What is needed is every line of the data that includes the word "Лазурного". Please copy each one.

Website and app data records

--

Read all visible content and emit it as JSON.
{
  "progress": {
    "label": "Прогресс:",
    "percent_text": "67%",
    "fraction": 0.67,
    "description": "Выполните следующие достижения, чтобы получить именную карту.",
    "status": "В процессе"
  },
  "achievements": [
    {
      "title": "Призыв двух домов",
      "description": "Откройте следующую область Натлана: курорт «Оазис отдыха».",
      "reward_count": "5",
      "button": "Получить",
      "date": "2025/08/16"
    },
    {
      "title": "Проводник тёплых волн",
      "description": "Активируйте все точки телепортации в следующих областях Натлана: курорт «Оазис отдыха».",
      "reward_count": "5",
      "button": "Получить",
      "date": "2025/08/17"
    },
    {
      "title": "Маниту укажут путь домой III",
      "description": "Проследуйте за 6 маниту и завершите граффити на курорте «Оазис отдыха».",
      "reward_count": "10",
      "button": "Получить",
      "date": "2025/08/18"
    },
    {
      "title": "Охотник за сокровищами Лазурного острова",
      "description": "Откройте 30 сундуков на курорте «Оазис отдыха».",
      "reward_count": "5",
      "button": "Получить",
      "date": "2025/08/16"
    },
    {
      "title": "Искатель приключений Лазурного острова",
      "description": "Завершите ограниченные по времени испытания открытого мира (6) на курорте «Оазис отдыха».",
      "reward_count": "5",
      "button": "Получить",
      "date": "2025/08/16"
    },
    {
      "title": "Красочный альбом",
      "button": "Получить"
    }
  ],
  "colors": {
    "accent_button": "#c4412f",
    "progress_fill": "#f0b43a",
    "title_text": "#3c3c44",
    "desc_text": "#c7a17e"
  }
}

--

FINAL ANSWER:
      "title": "Охотник за сокровищами Лазурного острова",
      "title": "Искатель приключений Лазурного острова",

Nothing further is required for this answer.